The pelvic floor is certainly a hot topic of conversation for many men and women. Specifically, people begin to focus on their pelvic floor when they are having incontinence, urgency/frequency, prolapse, or pain associated with going to the bathroom or having sex. These are all issues related to pelvic floor dysfunction. But, what many don’t realize, is that your pelvic floor is also integral in one of our most basic functions: breath.

The diaphragm, our respiratory muscle, is located at the bottom of the ribcage. At rest, the diaphragm is a domelike shape, and with inhalation the diaphragm muscle contracts and drops downward toward your pelvis. This downward motion is followed by a shifting downward of internal organs, into the pelvic bowl. The pelvic floor muscles and fascia make up the bottom of the pelvic bowl. So, with this downward force during inhalation, the pelvic floor muscles also descend or stretch slightly downward. Immediately following inhalation and pelvic floor descent, is exhalation, and similarly, the pelvic floor follows the diaphragm as it rises upward to a resting position. This synchronous rising and falling of the diaphragm and pelvic floor is often referred to as the “piston effect”.

Not to be left out, the lower abdominal muscles (transverse abdominis) also contribute to this synchronous movement pattern. Working together by relaxing and stretching with inhalation and a “belly breath”, and tightening and drawing inward slightly with exhalation. In this way, the diaphragm, abdominals, and pelvic floor make up an abdominal cylinder that modulates intra-abdominal forces and pressure changes.

When this cylinder isn’t coordinating well together, or if there is tightness or weakness within the system, we see common musculoskeletal complaints: low back pain, SIJ pain, poor stability through the back and pelvis, hip pain, pelvic pain, incontinence, urgency/frequency of urine or stool, prolapse, poor posture, balance issues, and intolerance to exercise.
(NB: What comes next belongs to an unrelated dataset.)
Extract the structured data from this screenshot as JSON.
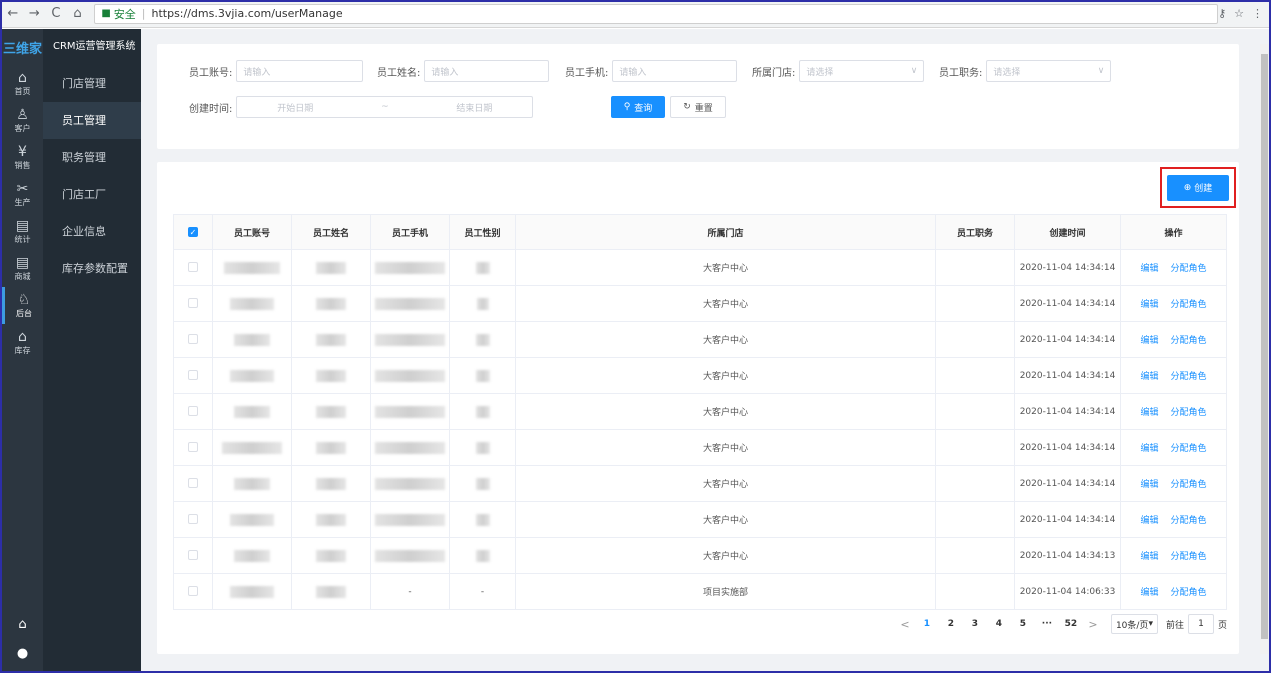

Our pelvic floor physical therapists can help evaluate these movement patterns and coordination of these systems, and create a treatment approach specific to you and your individual challenges.